(Website and app data records)
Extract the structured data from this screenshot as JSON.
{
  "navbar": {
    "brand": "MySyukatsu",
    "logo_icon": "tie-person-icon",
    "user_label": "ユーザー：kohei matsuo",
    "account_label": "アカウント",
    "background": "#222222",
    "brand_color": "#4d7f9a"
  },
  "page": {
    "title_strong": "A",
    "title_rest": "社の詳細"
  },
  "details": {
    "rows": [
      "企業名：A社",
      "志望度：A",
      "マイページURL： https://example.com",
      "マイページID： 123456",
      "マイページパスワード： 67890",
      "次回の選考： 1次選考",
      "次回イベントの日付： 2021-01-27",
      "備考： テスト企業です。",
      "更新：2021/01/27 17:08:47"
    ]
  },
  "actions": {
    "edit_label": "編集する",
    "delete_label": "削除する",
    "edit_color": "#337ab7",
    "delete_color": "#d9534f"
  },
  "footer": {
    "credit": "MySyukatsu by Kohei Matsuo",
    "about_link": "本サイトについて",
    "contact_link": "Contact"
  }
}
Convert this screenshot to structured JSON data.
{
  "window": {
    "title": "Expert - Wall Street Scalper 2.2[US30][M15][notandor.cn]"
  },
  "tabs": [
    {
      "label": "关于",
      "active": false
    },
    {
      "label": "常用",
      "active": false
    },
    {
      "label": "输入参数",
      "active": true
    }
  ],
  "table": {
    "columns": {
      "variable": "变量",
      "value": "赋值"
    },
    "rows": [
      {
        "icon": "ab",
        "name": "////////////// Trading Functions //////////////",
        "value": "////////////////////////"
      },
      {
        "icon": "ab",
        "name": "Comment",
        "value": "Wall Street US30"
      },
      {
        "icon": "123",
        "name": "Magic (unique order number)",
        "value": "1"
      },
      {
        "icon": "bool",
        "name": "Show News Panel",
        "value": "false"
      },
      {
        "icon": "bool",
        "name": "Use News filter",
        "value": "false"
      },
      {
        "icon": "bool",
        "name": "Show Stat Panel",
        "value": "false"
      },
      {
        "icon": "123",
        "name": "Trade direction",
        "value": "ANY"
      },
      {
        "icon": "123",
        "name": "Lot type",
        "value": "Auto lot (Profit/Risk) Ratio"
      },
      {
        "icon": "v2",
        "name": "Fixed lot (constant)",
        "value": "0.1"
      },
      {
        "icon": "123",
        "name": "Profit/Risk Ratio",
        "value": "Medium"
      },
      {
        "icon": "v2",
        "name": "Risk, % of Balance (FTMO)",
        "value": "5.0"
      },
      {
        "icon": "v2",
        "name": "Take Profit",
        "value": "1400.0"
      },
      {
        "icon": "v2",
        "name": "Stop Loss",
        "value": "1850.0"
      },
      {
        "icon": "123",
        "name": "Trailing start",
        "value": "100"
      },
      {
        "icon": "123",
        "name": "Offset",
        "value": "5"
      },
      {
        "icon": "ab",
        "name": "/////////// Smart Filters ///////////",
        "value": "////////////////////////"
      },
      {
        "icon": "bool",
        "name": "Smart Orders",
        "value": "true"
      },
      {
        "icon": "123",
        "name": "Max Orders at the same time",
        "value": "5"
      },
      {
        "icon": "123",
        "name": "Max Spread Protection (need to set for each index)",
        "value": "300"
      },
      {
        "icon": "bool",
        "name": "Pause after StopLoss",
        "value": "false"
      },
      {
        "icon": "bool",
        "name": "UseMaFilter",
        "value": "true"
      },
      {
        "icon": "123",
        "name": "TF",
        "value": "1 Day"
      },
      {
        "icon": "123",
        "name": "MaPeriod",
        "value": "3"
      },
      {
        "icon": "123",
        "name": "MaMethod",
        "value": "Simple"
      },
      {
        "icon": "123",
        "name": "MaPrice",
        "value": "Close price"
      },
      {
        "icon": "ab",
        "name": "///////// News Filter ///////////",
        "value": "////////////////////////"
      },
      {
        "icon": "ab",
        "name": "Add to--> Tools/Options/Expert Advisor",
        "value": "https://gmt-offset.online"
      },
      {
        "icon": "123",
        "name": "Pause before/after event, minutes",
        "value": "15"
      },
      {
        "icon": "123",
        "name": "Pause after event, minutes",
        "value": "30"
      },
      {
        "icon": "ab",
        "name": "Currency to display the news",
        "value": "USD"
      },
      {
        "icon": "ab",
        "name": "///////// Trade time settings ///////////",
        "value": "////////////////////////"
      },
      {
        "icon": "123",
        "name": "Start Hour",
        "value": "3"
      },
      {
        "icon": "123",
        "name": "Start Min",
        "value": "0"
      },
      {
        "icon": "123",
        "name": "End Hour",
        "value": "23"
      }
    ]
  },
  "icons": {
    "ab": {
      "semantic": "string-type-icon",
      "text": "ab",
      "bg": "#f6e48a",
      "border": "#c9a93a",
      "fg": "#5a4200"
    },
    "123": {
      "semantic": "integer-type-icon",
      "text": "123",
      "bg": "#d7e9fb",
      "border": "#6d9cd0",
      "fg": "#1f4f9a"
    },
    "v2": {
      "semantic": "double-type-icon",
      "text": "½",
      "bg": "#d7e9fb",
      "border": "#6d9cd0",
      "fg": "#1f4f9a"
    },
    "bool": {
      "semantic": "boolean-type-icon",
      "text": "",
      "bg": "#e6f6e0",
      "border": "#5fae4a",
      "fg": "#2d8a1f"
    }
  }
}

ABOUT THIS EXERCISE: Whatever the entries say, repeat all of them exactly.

EXERCISE ANSWER:
Extract the structured data from this screenshot as JSON.
{
  "navbar": {
    "brand": "MySyukatsu",
    "logo_icon": "tie-person-icon",
    "user_label": "ユーザー：kohei matsuo",
    "account_label": "アカウント",
    "background": "#222222",
    "brand_color": "#4d7f9a"
  },
  "page": {
    "title_strong": "A",
    "title_rest": "社の詳細"
  },
  "details": {
    "rows": [
      "企業名：A社",
      "志望度：A",
      "マイページURL： https://example.com",
      "マイページID： 123456",
      "マイページパスワード： 67890",
      "次回の選考： 1次選考",
      "次回イベントの日付： 2021-01-27",
      "備考： テスト企業です。",
      "更新：2021/01/27 17:08:47"
    ]
  },
  "actions": {
    "edit_label": "編集する",
    "delete_label": "削除する",
    "edit_color": "#337ab7",
    "delete_color": "#d9534f"
  },
  "footer": {
    "credit": "MySyukatsu by Kohei Matsuo",
    "about_link": "本サイトについて",
    "contact_link": "Contact"
  }
}
Convert this screenshot to structured JSON data.
{
  "window": {
    "title": "Expert - Wall Street Scalper 2.2[US30][M15][notandor.cn]"
  },
  "tabs": [
    {
      "label": "关于",
      "active": false
    },
    {
      "label": "常用",
      "active": false
    },
    {
      "label": "输入参数",
      "active": true
    }
  ],
  "table": {
    "columns": {
      "variable": "变量",
      "value": "赋值"
    },
    "rows": [
      {
        "icon": "ab",
        "name": "////////////// Trading Functions //////////////",
        "value": "////////////////////////"
      },
      {
        "icon": "ab",
        "name": "Comment",
        "value": "Wall Street US30"
      },
      {
        "icon": "123",
        "name": "Magic (unique order number)",
        "value": "1"
      },
      {
        "icon": "bool",
        "name": "Show News Panel",
        "value": "false"
      },
      {
        "icon": "bool",
        "name": "Use News filter",
        "value": "false"
      },
      {
        "icon": "bool",
        "name": "Show Stat Panel",
        "value": "false"
      },
      {
        "icon": "123",
        "name": "Trade direction",
        "value": "ANY"
      },
      {
        "icon": "123",
        "name": "Lot type",
        "value": "Auto lot (Profit/Risk) Ratio"
      },
      {
        "icon": "v2",
        "name": "Fixed lot (constant)",
        "value": "0.1"
      },
      {
        "icon": "123",
        "name": "Profit/Risk Ratio",
        "value": "Medium"
      },
      {
        "icon": "v2",
        "name": "Risk, % of Balance (FTMO)",
        "value": "5.0"
      },
      {
        "icon": "v2",
        "name": "Take Profit",
        "value": "1400.0"
      },
      {
        "icon": "v2",
        "name": "Stop Loss",
        "value": "1850.0"
      },
      {
        "icon": "123",
        "name": "Trailing start",
        "value": "100"
      },
      {
        "icon": "123",
        "name": "Offset",
        "value": "5"
      },
      {
        "icon": "ab",
        "name": "/////////// Smart Filters ///////////",
        "value": "////////////////////////"
      },
      {
        "icon": "bool",
        "name": "Smart Orders",
        "value": "true"
      },
      {
        "icon": "123",
        "name": "Max Orders at the same time",
        "value": "5"
      },
      {
        "icon": "123",
        "name": "Max Spread Protection (need to set for each index)",
        "value": "300"
      },
      {
        "icon": "bool",
        "name": "Pause after StopLoss",
        "value": "false"
      },
      {
        "icon": "bool",
        "name": "UseMaFilter",
        "value": "true"
      },
      {
        "icon": "123",
        "name": "TF",
        "value": "1 Day"
      },
      {
        "icon": "123",
        "name": "MaPeriod",
        "value": "3"
      },
      {
        "icon": "123",
        "name": "MaMethod",
        "value": "Simple"
      },
      {
        "icon": "123",
        "name": "MaPrice",
        "value": "Close price"
      },
      {
        "icon": "ab",
        "name": "///////// News Filter ///////////",
        "value": "////////////////////////"
      },
      {
        "icon": "ab",
        "name": "Add to--> Tools/Options/Expert Advisor",
        "value": "https://gmt-offset.online"
      },
      {
        "icon": "123",
        "name": "Pause before/after event, minutes",
        "value": "15"
      },
      {
        "icon": "123",
        "name": "Pause after event, minutes",
        "value": "30"
      },
      {
        "icon": "ab",
        "name": "Currency to display the news",
        "value": "USD"
      },
      {
        "icon": "ab",
        "name": "///////// Trade time settings ///////////",
        "value": "////////////////////////"
      },
      {
        "icon": "123",
        "name": "Start Hour",
        "value": "3"
      },
      {
        "icon": "123",
        "name": "Start Min",
        "value": "0"
      },
      {
        "icon": "123",
        "name": "End Hour",
        "value": "23"
      }
    ]
  },
  "icons": {
    "ab": {
      "semantic": "string-type-icon",
      "text": "ab",
      "bg": "#f6e48a",
      "border": "#c9a93a",
      "fg": "#5a4200"
    },
    "123": {
      "semantic": "integer-type-icon",
      "text": "123",
      "bg": "#d7e9fb",
      "border": "#6d9cd0",
      "fg": "#1f4f9a"
    },
    "v2": {
      "semantic": "double-type-icon",
      "text": "½",
      "bg": "#d7e9fb",
      "border": "#6d9cd0",
      "fg": "#1f4f9a"
    },
    "bool": {
      "semantic": "boolean-type-icon",
      "text": "",
      "bg": "#e6f6e0",
      "border": "#5fae4a",
      "fg": "#2d8a1f"
    }
  }
}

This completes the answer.